By Andy D’Ewart, Microbial Identifications Study Director

With dozens of tests required to get your product to market, it might be tempting to leave out Gram stain testing.  At Nelson Labs, we recommend adding a Gram stain to your genetic identification testing to save you time and money in the long run while providing a more comprehensive identification.  A Gram stain with a colony morphology description will reinforce the identification and can eliminate some of the most common failures in genetic testing.

The Gram stain is a test that incorporates dyes into the cell walls of organisms in order to separate them into two main groups: gram positive and gram negative.  A microscope is used to observe the stain and shape of the cells (cocci, rods, etc.).

According to the United States Pharmacopeia (USP) <1113>, the Gram reaction is a “critical step for many phenotypic identification schemes” and can eliminate common failures.  The most common failure in genetic testing is trying to identify a mixed culture, which contains multiple organisms.  Different organisms have different DNA sequences and the genetic analyzers cannot distinguish between the sequences.  Mixed cultures cannot always be discovered just by looking at them.  A Gram stain allows easy detection of multiple cell types, meaning further work must be done to achieve a pure culture.

To provide a genetic identification, we need to know if we are working with bacterial cells or yeast cells.  Because bacterial colonies and yeast colonies can look identical without the use of a microscope, a Gram stain can be used to determine which type of cell is present.  This is recommended by USP <1113> which states that without a Gram stain, “subsequent testing may be conducted using the wrong microbial identification kit, resulting in an incorrect result.”

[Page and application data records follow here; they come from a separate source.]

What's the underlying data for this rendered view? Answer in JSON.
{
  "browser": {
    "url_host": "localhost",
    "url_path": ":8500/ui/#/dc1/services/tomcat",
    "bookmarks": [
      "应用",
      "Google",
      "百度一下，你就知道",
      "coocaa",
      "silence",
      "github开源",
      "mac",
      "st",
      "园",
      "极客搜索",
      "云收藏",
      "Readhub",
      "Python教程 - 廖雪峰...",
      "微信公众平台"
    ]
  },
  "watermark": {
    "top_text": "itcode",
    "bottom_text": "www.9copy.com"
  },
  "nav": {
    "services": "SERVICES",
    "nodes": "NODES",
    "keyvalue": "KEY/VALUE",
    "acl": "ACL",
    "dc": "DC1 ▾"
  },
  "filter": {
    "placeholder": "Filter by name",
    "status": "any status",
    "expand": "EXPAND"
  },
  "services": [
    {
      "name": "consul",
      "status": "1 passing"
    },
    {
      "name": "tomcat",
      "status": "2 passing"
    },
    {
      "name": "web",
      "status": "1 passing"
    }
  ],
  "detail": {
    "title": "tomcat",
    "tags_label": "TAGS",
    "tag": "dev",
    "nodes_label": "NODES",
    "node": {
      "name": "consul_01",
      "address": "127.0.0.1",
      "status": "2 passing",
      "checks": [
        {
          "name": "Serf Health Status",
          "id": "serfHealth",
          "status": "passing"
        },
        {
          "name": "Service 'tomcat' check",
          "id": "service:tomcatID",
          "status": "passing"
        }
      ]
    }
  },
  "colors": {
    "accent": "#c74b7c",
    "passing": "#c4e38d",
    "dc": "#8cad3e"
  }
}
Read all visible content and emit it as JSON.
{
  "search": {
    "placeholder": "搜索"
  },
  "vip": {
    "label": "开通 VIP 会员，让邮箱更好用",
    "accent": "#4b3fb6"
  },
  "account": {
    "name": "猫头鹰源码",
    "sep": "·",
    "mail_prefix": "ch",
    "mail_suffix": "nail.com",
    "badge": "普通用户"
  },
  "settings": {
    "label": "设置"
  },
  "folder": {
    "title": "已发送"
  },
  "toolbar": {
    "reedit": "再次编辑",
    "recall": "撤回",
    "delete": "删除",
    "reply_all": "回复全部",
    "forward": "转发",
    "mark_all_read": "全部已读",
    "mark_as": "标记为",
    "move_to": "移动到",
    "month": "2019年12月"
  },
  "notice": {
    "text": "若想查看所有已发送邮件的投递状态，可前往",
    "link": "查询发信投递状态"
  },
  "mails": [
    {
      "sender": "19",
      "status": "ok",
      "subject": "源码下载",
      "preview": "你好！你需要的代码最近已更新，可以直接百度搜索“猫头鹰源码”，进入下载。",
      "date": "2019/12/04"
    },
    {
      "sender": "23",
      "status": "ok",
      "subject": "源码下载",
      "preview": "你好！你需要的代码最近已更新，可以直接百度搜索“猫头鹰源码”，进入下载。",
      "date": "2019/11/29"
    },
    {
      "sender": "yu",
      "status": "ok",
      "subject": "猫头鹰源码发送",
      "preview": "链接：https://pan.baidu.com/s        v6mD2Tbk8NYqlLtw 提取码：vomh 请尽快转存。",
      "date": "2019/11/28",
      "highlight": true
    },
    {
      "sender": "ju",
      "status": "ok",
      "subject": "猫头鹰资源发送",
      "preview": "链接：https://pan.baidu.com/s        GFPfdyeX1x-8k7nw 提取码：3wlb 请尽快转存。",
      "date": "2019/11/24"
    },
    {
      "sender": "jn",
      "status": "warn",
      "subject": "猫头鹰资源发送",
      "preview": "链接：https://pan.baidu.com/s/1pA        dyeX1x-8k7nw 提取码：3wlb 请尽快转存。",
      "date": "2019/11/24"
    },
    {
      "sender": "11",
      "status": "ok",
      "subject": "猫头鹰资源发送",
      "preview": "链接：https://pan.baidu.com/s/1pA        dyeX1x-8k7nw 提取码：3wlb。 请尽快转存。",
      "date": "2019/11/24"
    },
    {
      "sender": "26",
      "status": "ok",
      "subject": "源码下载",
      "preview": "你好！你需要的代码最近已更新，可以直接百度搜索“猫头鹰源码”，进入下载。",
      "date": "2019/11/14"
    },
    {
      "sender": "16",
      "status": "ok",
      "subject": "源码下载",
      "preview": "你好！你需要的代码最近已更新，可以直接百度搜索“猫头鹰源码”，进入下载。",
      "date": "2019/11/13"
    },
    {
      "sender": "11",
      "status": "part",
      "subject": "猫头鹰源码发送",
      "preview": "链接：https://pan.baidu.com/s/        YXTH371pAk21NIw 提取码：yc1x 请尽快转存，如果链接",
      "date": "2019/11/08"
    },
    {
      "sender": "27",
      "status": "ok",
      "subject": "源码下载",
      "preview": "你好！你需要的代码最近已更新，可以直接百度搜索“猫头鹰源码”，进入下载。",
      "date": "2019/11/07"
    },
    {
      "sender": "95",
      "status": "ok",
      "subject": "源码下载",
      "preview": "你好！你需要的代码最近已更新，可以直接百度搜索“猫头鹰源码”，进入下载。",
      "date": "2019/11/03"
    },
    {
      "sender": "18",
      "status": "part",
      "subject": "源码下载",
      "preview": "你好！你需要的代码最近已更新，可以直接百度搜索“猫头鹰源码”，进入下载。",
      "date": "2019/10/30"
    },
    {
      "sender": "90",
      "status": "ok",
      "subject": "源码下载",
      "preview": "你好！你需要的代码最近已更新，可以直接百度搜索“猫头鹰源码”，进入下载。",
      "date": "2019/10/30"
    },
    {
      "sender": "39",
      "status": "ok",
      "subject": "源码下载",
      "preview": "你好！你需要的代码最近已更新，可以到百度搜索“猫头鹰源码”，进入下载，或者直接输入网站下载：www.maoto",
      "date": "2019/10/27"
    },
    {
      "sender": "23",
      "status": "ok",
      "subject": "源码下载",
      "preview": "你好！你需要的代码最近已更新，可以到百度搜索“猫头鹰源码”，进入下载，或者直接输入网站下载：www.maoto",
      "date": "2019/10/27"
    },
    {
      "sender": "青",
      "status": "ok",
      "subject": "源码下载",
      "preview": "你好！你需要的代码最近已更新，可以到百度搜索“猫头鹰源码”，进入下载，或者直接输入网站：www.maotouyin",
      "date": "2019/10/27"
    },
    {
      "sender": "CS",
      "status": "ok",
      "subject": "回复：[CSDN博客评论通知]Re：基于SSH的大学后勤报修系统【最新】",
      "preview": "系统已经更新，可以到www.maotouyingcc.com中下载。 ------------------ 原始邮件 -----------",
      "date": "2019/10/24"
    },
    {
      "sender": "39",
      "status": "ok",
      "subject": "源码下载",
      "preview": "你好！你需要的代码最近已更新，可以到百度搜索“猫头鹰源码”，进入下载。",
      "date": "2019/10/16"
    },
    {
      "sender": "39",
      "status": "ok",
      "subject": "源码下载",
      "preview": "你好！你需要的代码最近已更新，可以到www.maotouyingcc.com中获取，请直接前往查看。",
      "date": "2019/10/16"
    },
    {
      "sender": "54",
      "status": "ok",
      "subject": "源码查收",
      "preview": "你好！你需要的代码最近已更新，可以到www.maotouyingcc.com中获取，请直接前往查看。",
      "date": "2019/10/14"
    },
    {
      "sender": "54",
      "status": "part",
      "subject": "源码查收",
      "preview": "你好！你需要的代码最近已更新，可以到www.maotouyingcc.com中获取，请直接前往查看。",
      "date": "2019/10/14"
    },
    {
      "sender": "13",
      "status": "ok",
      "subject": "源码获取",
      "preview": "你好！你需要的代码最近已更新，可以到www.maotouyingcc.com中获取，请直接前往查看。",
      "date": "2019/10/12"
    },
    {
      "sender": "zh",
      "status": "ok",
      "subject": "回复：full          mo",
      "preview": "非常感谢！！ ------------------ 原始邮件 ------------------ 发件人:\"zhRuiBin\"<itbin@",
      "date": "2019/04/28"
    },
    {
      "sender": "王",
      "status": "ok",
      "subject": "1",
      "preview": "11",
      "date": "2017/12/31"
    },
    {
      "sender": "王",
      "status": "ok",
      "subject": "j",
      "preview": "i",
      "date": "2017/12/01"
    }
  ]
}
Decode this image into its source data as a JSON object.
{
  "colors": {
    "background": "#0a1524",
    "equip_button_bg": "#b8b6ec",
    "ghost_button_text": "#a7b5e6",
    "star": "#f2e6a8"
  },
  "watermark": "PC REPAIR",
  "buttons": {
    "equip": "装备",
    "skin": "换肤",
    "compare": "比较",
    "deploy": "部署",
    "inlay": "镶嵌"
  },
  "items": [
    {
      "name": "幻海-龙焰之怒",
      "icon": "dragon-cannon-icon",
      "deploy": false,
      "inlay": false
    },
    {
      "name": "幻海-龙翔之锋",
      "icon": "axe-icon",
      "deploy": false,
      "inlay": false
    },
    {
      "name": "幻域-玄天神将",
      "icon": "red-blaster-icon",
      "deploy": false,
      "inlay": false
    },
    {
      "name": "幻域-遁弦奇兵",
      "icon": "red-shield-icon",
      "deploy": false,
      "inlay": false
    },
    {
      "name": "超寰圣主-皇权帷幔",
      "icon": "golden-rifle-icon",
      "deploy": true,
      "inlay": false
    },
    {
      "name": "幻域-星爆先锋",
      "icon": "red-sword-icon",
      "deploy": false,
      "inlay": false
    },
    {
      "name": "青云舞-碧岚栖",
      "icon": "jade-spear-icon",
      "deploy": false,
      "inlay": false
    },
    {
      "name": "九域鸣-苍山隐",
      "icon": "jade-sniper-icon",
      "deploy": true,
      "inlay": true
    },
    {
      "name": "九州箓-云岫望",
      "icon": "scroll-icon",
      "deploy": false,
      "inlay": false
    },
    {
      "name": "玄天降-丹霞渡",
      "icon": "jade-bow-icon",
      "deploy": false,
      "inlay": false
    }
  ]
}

For genetic identifications, a small portion of the ribosomal DNA (rDNA) is sequenced.  For bacterial cells, the test reagents target the 16S rDNA, a gene universal among bacteria.  Yeast cells are fungi and they do not share this portion of their DNA, so different test reagents must be used.  These reagents target a gene shared among all fungi.  If the wrong test reagents are used, a sequence will not be generated, resulting in a failed identification attempt.

In addition to eliminating failures, the Gram stain can be used to confirm the genetic identification.  USP <1113> recommends that “any microbial identification should be reviewed for reasonableness in terms of the microorganism’s morphology.”  The Gram stain is the best way to determine the microorganism’s morphology and to verify the identification.

A Gram stain provides important information to back up your identification.  Genetic failures are avoidable and can lead to extra costs and delayed turnaround times. Simple and inexpensive, the Gram stain test can save you time and money.